In I Am a Counselor: Now What!, clinical social worker Betty Rounds draws on over 20 years of counseling experience and work training new therapists to help counselors assess their career paths and hone subtle vocational arts.
Rounds begins with a quote from Methodist founder John Wesley and continues to interweave her Christian faith within her teachings. Her first chapter makes a few broad assumptions about therapists, including that most counselors have “a belief in God,” do this work as a “calling,” and “won’t earn an income comparable to our friends in the business world.” Throughout the book, she seems to assume that many counselors are previously wounded individuals who are either recovering substance abusers, children of alcoholics, or recovering domestic violence victims or perpetrators. She also appears to assume most counselors are female, as two chapters are directed specifically at female therapists, with only a few pages added from her husband’s perspective to address male counselors. These assumptions stereotype her readers and may alienate those who don’t fit the profile.

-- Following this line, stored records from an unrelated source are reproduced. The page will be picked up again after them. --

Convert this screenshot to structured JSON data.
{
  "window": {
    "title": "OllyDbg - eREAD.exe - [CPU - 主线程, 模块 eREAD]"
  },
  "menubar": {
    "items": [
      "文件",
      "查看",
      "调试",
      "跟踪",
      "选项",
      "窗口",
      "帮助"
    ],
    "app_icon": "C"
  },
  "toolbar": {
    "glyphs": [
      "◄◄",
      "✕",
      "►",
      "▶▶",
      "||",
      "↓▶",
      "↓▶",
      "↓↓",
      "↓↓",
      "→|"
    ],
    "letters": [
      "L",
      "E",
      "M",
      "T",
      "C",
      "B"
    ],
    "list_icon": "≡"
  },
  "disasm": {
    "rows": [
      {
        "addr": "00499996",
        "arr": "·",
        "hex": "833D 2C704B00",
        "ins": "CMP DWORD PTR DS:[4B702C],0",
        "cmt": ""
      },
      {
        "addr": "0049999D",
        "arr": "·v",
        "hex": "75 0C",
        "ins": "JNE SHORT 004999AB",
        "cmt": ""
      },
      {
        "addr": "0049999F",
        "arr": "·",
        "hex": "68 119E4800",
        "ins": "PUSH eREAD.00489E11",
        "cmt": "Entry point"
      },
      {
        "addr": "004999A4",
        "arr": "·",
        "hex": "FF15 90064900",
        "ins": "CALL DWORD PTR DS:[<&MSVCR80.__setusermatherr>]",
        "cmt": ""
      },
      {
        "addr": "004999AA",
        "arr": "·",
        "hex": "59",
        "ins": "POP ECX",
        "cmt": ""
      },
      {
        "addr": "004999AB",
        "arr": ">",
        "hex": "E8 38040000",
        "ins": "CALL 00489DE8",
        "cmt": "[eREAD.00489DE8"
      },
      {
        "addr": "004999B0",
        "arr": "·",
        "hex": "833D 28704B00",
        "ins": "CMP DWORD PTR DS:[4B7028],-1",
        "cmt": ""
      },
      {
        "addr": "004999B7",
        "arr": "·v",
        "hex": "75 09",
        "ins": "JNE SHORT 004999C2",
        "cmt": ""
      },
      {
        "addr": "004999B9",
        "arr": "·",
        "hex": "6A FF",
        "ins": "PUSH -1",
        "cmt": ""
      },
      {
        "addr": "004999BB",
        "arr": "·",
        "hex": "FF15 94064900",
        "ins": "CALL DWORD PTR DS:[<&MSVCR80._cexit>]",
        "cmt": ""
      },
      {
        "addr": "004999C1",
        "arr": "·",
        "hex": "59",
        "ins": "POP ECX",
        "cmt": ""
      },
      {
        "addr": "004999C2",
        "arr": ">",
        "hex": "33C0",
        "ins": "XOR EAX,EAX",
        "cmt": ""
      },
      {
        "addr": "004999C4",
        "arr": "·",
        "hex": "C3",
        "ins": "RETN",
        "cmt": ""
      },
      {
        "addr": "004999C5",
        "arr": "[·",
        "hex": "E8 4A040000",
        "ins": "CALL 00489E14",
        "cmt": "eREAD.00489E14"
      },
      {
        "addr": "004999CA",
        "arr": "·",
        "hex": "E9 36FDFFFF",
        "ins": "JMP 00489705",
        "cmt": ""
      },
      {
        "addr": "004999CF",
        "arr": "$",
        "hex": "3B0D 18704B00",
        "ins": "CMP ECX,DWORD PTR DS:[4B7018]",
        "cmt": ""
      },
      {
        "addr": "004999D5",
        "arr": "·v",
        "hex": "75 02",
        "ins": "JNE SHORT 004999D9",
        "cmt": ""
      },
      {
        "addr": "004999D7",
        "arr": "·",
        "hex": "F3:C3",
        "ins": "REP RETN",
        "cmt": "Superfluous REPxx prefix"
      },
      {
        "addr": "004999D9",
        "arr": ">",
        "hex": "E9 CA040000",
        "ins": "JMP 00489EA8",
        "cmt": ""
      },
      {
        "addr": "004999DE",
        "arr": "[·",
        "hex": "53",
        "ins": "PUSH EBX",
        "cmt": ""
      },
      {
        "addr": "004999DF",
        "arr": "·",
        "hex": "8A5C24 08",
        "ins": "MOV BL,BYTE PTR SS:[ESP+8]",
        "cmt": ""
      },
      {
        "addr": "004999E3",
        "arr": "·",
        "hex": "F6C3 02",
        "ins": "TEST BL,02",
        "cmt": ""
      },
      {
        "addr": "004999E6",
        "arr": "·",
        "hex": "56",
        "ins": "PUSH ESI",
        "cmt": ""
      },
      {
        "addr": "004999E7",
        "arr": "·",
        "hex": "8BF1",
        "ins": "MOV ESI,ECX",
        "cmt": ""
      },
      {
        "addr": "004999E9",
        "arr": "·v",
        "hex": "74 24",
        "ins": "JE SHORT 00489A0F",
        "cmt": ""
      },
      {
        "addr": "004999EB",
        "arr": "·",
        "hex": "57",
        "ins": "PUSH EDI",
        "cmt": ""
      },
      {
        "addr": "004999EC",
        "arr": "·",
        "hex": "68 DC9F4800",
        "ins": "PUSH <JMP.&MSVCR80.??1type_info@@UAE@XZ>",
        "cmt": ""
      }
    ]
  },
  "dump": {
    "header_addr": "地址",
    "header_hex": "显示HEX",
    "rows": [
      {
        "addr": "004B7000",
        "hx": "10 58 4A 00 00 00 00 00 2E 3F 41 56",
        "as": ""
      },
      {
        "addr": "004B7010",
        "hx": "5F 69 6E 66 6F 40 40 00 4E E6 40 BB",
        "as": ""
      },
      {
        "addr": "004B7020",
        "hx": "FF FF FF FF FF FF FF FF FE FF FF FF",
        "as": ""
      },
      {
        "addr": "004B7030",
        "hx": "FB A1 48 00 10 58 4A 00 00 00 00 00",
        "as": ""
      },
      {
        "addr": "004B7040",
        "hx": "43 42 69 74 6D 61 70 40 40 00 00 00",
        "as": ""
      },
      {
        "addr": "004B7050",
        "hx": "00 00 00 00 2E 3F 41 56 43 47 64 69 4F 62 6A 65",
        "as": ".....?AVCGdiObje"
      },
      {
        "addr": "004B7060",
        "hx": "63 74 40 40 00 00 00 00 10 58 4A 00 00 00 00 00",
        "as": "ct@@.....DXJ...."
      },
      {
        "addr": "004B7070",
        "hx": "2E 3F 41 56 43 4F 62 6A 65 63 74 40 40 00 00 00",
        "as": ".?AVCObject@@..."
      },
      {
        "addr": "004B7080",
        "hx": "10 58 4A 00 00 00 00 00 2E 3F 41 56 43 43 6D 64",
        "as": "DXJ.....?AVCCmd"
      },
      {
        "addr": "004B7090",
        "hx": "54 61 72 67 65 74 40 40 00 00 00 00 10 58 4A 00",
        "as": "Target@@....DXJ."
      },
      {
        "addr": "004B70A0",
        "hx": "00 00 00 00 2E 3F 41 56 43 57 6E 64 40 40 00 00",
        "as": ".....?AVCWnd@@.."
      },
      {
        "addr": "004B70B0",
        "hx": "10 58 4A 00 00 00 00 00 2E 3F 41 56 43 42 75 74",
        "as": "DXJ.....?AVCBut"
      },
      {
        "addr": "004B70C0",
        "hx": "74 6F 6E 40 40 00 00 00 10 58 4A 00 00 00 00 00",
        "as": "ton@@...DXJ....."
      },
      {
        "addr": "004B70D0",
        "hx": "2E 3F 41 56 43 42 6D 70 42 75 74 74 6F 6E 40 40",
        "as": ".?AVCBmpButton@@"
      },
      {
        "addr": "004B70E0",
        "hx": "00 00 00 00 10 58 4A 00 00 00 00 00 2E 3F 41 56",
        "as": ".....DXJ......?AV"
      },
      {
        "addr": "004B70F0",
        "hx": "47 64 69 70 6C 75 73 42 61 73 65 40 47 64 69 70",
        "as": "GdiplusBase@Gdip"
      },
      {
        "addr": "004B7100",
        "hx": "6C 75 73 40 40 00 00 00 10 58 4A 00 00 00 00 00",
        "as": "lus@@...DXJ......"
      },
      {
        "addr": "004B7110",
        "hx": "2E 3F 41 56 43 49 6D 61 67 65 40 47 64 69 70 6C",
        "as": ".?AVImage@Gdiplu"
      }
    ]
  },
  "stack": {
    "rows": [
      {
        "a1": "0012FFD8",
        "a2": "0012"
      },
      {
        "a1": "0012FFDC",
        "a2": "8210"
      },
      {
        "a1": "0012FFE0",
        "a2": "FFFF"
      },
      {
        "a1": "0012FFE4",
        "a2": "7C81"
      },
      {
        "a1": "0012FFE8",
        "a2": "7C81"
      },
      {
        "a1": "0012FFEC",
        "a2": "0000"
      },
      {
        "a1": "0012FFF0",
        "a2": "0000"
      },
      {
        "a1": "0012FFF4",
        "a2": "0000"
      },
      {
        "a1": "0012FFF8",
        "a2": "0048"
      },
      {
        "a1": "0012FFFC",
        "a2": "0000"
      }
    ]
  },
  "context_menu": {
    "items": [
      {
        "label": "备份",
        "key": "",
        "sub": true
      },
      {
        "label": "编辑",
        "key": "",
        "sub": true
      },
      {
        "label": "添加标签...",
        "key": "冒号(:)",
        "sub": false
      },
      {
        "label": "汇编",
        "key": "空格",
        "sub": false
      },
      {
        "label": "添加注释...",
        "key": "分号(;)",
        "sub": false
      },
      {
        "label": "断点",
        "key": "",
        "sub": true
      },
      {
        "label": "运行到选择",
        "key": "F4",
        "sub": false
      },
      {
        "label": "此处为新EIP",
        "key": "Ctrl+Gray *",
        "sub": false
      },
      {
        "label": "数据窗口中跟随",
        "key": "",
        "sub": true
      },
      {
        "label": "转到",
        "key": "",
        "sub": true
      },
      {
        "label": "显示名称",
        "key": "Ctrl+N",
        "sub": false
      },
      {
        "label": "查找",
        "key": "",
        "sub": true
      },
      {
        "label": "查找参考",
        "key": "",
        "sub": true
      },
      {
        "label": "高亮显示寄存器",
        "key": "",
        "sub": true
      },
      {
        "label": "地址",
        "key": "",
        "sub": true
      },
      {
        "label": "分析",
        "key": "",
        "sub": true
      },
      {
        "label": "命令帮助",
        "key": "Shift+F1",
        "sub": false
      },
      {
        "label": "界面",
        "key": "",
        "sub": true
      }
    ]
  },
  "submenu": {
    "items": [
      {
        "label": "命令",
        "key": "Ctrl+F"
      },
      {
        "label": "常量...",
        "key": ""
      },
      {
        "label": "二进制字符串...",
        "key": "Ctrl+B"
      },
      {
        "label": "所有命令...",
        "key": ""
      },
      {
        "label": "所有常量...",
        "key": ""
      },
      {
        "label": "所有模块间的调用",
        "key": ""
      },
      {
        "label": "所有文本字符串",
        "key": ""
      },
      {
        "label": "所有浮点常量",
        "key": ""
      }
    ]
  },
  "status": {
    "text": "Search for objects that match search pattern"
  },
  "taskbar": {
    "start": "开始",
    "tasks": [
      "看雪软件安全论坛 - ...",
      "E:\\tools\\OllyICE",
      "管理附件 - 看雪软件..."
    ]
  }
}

Rounds includes vignettes from her life and professional practice and offers exercises to help counselors dive deeper into their own motivations and style. She also offers self-care suggestions and tips for setting clear boundaries with clients. She concludes with two chapters of tools she has found beneficial, listed in loosely structured order.
Rounds’ suggestions are thoughtful and drawn from a long career of self-examination. However, her perspective is often overly specific to her own experience, and her personal bias often shines through. For example, she asserts that “women are at a disadvantage for ethics training because as little girls we were taught and prized if we ‘spilled the beans.’ Hence, confidentiality can be an issue for us.” This viewpoint is disappointingly narrow. By focusing on one personal reason why confidentiality may be challenging, it fails to explore other difficulties in being a holder of client secrets.
In addition, the book contains numerous punctuation and grammatical errors that prove distracting.
While such flaws impact the book’s overall effectiveness, new female therapists, particularly those who work within a Christian context, will find some useful information within these pages.